Keep in mind that at this point I had lived in China for ten years and had been working on my Chinese language skills for eight of those tenbut at that moment, I could not understand a word this sweet lady (should I say girl?) was saying. NOT ONE WORD!!! I could tell this was not going to be a positive language experience. Either she was simply talking too fast (possible), was speaking some obscure dialect (unlikely), or was using formalized speech that included ONLY vocabulary I had never studied (probable). My first response was to simply tell her that I did not understand, hoping that she would take pity on me, excuse herself, and leave quietly. Not this girl! She was on a mission. When I told her I did not understand, she just smiled, showed me her card (with a photo and the ubiquitous red stamp), and started her speech all over again. "I still don't understand," I pleaded, but to no avail.
Somehow, I had to get her away from her prepared speech and using more colloquial language that I might have a chance of understanding. "Just what is it that you want me to do?" I asked, this time going for the more direct approach. Sighing, but without breaking her sweet smile, she plunged in again. It was still the speech, still formal, but this time I caught what seemed to me to be three essential words: "temple," "donate money," and "repairs." AHAH! Suddenly her attire made sense. She was a young nun from a Buddhist temple, going door-to-door collecting donations for temple repairs! Wanting to be sure of my conclusion, I asked her if that was who she was and what she was doing. "Yes!" Now we were both smiling, feeling very pleased with our success. She showed me her notebook filled with the names of my neighbors who had promised donations. A little peer pressure never hurts. I told her that I was a Christian and therefore preferred to donate my money to the church. "Oh, but Buddhism and Christianity are almost the same," she replied. I assured her that they were not, and that I still preferred to donate my money elsewhere. "I'm sorry." One more smile, a shrug of the shoulders, and she was on her way up the stairs.

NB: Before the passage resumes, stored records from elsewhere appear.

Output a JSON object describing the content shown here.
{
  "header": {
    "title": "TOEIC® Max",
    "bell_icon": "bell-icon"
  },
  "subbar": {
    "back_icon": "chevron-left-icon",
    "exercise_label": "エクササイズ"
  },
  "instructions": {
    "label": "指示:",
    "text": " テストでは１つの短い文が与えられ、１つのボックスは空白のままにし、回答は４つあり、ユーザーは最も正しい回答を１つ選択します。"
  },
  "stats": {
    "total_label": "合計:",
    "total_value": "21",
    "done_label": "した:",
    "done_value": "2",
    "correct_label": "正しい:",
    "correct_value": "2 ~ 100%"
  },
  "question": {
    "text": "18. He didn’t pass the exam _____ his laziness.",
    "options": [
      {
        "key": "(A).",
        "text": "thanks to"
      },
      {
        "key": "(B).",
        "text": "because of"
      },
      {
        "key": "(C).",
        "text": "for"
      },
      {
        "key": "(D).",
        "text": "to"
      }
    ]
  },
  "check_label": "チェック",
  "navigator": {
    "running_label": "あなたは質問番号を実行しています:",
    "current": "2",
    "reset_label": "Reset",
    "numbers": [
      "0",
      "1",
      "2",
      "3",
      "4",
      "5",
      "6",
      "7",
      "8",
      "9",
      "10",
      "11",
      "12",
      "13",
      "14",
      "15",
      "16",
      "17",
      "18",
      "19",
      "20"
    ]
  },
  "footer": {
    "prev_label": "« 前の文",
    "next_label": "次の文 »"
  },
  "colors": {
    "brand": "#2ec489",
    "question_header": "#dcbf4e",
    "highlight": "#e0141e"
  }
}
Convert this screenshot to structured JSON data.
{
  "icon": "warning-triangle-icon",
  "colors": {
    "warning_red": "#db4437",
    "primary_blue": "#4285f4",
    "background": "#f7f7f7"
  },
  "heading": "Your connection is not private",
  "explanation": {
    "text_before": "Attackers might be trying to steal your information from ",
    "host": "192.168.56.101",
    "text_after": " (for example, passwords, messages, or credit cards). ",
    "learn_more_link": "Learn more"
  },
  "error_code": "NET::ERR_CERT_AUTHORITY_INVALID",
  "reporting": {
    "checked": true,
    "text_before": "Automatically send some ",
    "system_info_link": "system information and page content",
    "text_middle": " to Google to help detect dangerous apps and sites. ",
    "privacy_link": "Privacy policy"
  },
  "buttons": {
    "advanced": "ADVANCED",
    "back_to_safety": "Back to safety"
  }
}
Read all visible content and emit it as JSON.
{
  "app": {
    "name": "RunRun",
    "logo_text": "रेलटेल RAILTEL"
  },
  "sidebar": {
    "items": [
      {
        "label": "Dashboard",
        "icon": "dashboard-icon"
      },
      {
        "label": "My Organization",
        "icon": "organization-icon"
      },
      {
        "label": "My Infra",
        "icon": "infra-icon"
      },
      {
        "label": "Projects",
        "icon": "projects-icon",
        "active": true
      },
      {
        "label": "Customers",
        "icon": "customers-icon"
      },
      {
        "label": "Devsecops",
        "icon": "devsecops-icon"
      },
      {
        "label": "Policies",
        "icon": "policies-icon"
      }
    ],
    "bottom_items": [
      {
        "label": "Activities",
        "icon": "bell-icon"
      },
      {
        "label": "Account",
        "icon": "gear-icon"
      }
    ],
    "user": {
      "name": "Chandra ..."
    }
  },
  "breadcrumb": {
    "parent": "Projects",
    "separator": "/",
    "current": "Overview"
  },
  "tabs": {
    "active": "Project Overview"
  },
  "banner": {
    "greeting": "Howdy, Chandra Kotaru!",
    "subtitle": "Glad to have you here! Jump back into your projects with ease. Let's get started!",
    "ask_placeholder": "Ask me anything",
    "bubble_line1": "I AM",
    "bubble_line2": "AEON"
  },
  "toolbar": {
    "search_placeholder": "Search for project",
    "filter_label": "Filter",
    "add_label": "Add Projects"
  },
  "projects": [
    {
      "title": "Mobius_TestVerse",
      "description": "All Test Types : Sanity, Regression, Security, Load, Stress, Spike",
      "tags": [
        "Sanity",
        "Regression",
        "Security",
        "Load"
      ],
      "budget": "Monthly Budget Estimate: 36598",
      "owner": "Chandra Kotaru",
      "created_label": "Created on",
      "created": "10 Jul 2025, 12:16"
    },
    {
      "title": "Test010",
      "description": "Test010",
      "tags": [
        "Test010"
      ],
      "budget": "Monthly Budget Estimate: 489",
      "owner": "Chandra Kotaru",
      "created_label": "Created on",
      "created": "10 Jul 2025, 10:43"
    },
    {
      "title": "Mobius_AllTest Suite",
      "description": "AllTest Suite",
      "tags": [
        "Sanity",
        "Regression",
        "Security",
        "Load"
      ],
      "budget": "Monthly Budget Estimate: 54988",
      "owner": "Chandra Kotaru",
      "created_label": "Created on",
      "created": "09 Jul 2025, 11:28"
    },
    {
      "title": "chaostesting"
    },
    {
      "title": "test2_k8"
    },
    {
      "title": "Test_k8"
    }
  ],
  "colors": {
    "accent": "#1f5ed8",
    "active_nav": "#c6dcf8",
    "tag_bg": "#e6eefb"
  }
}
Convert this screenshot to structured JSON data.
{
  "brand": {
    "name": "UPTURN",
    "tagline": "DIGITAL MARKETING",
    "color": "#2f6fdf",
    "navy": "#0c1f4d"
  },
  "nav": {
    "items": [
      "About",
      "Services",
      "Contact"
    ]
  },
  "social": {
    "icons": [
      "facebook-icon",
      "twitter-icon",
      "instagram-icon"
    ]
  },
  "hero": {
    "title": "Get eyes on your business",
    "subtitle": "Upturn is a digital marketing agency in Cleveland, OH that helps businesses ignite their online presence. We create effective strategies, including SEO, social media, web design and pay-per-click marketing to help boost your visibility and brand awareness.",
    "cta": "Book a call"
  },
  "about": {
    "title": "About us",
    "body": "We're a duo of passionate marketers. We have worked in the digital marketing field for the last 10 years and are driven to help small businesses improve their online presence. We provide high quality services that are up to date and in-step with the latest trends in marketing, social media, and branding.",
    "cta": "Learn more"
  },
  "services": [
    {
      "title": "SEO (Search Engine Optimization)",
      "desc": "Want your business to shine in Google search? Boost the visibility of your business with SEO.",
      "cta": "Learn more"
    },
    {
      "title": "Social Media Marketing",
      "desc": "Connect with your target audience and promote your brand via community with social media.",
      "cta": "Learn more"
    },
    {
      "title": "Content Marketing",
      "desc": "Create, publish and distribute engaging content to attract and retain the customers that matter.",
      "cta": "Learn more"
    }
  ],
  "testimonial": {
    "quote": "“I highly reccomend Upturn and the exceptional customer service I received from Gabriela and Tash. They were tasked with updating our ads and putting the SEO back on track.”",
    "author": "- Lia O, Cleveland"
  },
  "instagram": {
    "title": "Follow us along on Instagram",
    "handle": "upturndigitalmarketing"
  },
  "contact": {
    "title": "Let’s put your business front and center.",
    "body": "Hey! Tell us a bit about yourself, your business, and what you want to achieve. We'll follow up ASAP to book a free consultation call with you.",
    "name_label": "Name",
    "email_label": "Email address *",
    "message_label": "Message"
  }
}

I call this a "normalizing" event, and the normalizing came in two forms. One was in seeing a way in which this society also has a way for people to make charitable donations, even to religious entities. The other was in being treated like anyone else in the building. I got no special treatment, positive or negative, because I was a foreigner. At least for a brief time, I was a resident, a member of the speech community, and the same expectations were being placed on me as were being placed on my neighbors. I went back into the kitchen smiling.